The Louet s10 Spinning Wheel Is 45 Years Young

After decades inventing and innovating spinning and weaving equipment, Jan Louët says that his favorite is the one he hasn't released yet.

Linda Ligon Nov 18, 2019 - 3 min read

The Louet s10 Spinning Wheel Is 45 Years Young Primary Image

"Spinning and weaving stuff," read the 1977 Louët bus. In 45 years, Louët spinning wheels and looms have traveled the globe, creating more miles of yarn and fabric than any van! Photo courtesy of Louët

1975 was a mighty good year for the fiber arts. It’s the year Interweave came to be, and the zeitgeist was all about change, experimentation, growth, fresh approaches. Those of us old enough to remember recall there being a sense of no limits.

I can’t think of a company that has embodied that more than Louët. Before Louët, going all the way back to medieval times, flyer spinning wheels followed a fairly standard scheme: a round wheel rotating on a central axle, with a flyer collecting the twisted yarn onto a bobbin. That’s a gross oversimplification. But you can see it in your mind, can’t you? Or in this ancient photo? Looks quaint, doesn’t it?

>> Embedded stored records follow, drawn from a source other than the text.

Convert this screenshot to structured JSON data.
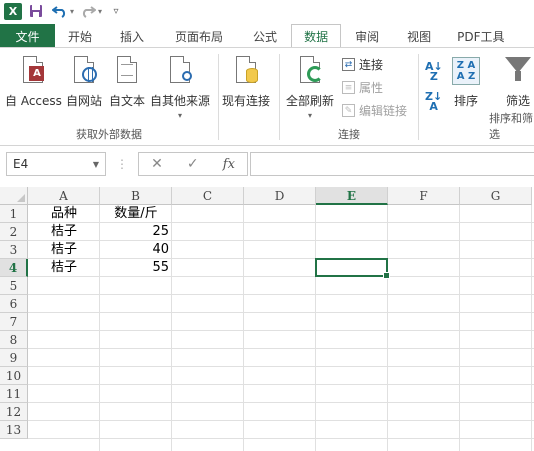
{
  "app": {
    "logo_text": "X"
  },
  "qat": {
    "save_icon": "save-icon",
    "undo_icon": "undo-icon",
    "redo_icon": "redo-icon",
    "customize_icon": "customize-icon"
  },
  "tabs": [
    {
      "label": "文件",
      "kind": "file"
    },
    {
      "label": "开始"
    },
    {
      "label": "插入"
    },
    {
      "label": "页面布局"
    },
    {
      "label": "公式"
    },
    {
      "label": "数据",
      "active": true
    },
    {
      "label": "审阅"
    },
    {
      "label": "视图"
    },
    {
      "label": "PDF工具"
    }
  ],
  "ribbon": {
    "get_external": {
      "label": "获取外部数据",
      "from_access": "自 Access",
      "from_web": "自网站",
      "from_text": "自文本",
      "from_other": "自其他来源"
    },
    "existing_connections": "现有连接",
    "connections": {
      "label": "连接",
      "refresh_all": "全部刷新",
      "connections": "连接",
      "properties": "属性",
      "edit_links": "编辑链接"
    },
    "sort_filter": {
      "label": "排序和筛选",
      "sort": "排序",
      "filter": "筛选"
    }
  },
  "formula_bar": {
    "name_box": "E4",
    "fx": "fx",
    "value": ""
  },
  "colors": {
    "accent": "#217346",
    "file_tab": "#217346"
  },
  "grid": {
    "columns": [
      "A",
      "B",
      "C",
      "D",
      "E",
      "F",
      "G"
    ],
    "rows": [
      "1",
      "2",
      "3",
      "4",
      "5",
      "6",
      "7",
      "8",
      "9",
      "10",
      "11",
      "12",
      "13"
    ],
    "selected_cell": "E4",
    "cells": [
      {
        "ref": "A1",
        "value": "品种",
        "type": "text"
      },
      {
        "ref": "B1",
        "value": "数量/斤",
        "type": "text"
      },
      {
        "ref": "A2",
        "value": "桔子",
        "type": "text"
      },
      {
        "ref": "B2",
        "value": "25",
        "type": "num"
      },
      {
        "ref": "A3",
        "value": "桔子",
        "type": "text"
      },
      {
        "ref": "B3",
        "value": "40",
        "type": "num"
      },
      {
        "ref": "A4",
        "value": "桔子",
        "type": "text"
      },
      {
        "ref": "B4",
        "value": "55",
        "type": "num"
      }
    ]
  }
}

Photochrom print of an elderly Irish woman at a spinning wheel, ca 1890-1900. Library of Congress

Then here came Jan Louët Feisser from Hengelo, Holland. Modernizing the traditional spinning wheel seemed like a nice challenge for a former design student. When the first Louët s10s came to the United States, spinners scratched their heads. Then they smiled. Then they tried it and found that it made a lot of things easier—spinning bulkier yarn, for instance. Which was quite the rage. There was a bouncy look to this wheel that took some getting used to. Somehow it didn’t look serious.

S10 prototype white background

The first prototype of the iconic, rule-breaking Louet s10. Photo courtesy of Louët.

What its devotees found, though, was that it was a serious workhorse of a spinning wheel, and yet a gentle entry point for beginners. The Dutch crew—Jan Louët, his sidekick Clemens Claessen, and others—teamed up with Trudy and Jan van Stralen from Ontario to form Louet Sales North America, and they took the wheel everywhere: Spin Off Autumn Retreat (SOAR), Convergence, regional weaving and spinning conferences—and wherever they went, fun was had by all. Their enthusiasm was contagious.

Forty-five years later, Louët wheels (there’s a whole family of them now) and Louët looms are going strong, and Jan Louët continues to tweak and innovate and bring his designer/engineer’s mind and his “why not?” attitude to the needs of spinners and weavers everywhere. There have been changes, of course. Louet North America has been collapsed back into the parent company in the Netherlands, though Jan and Trudy’s son Dave and his wife Pam continue to hit the road, sharing the energy and vitality of Louët across the continent.

We wish them all a happy 45th birthday, and all the best!